Though the ECB also outlined its plan to halt its quantitative easing policy by the end of 2018, many on Wall Street interpreted the central bank's rate forecast as more dovish than expected, pushing Treasury yields lower.
"The Governing Council expects the key ECB interest rates to remain at their present levels at least through the summer of 2019 and in any case for as long as necessary," the ECB said in its statement.
"The ECB did what the market generally expected which was to define a time and a direction for QE," said Thierry Wizman, global interest rates and currencies strategist at Macquarie Group. "But the euro has sold off despite this because the rates guidance that they provided was more dovish than what the market expected."
The ECB said that if incoming data follows expectations, then its monthly bond purchasing program would be extended through the end of the year, though at a lower pace.

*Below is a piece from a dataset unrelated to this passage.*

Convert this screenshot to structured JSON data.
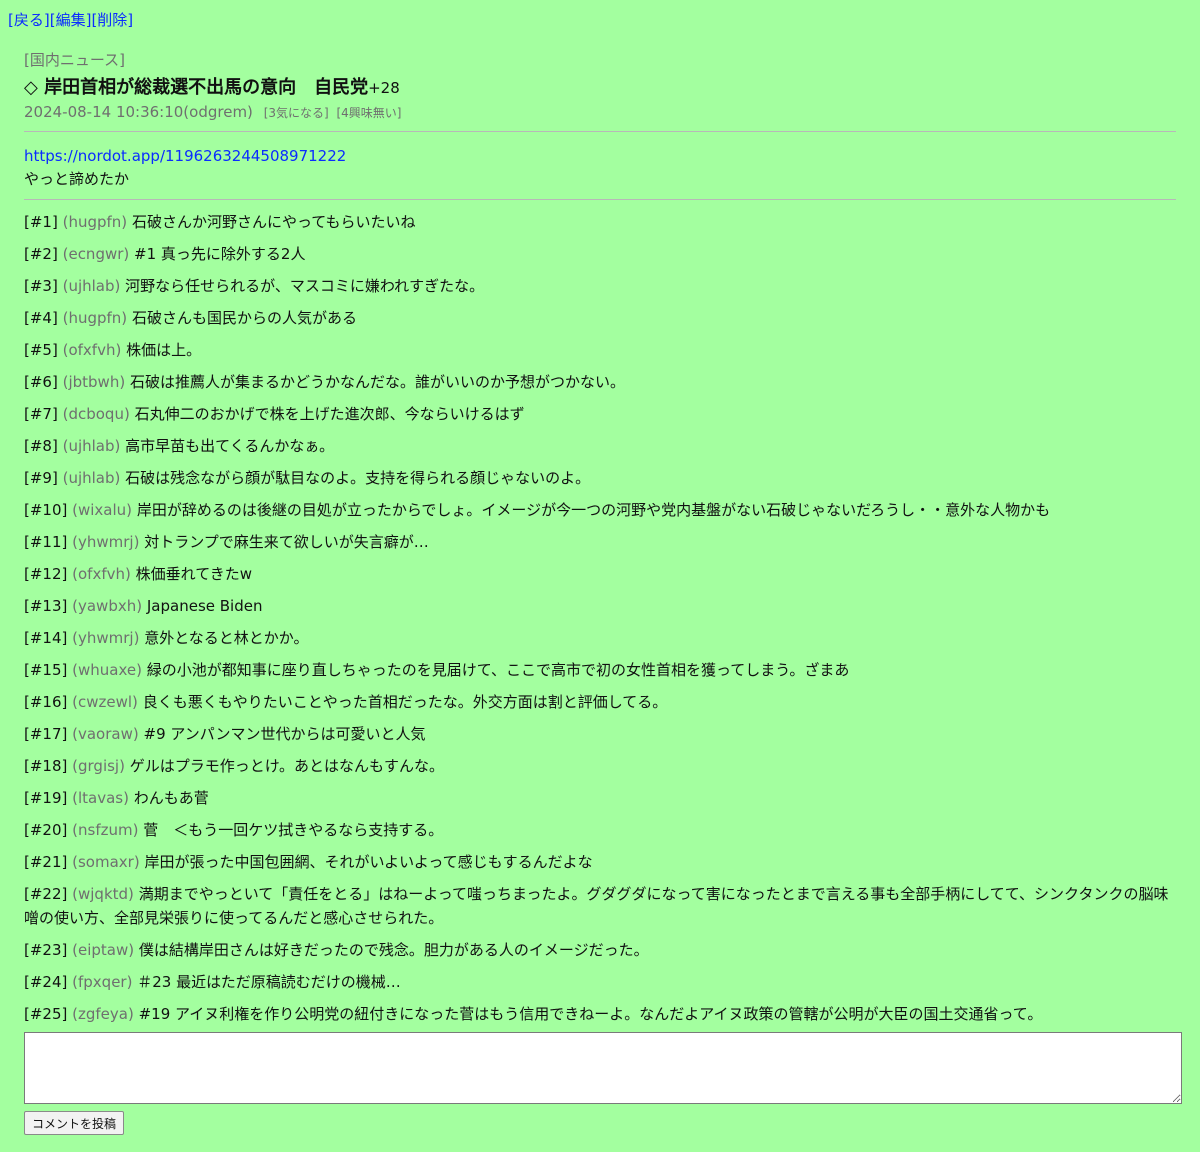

Until now, the central bank was scheduled to maintain its QE through September, carrying monthly purchases of €30 billion ($35 billion) of government and private debt.
Those purchases will now be cut to €15 billion during the last three months of 2018. The 10-year German bund yield fell sharply following the statement to 0.42 percent.
"Draghi said they didn't even discuss a date for the end of low rates," Wizman added. "This is about rates guidance, not QE."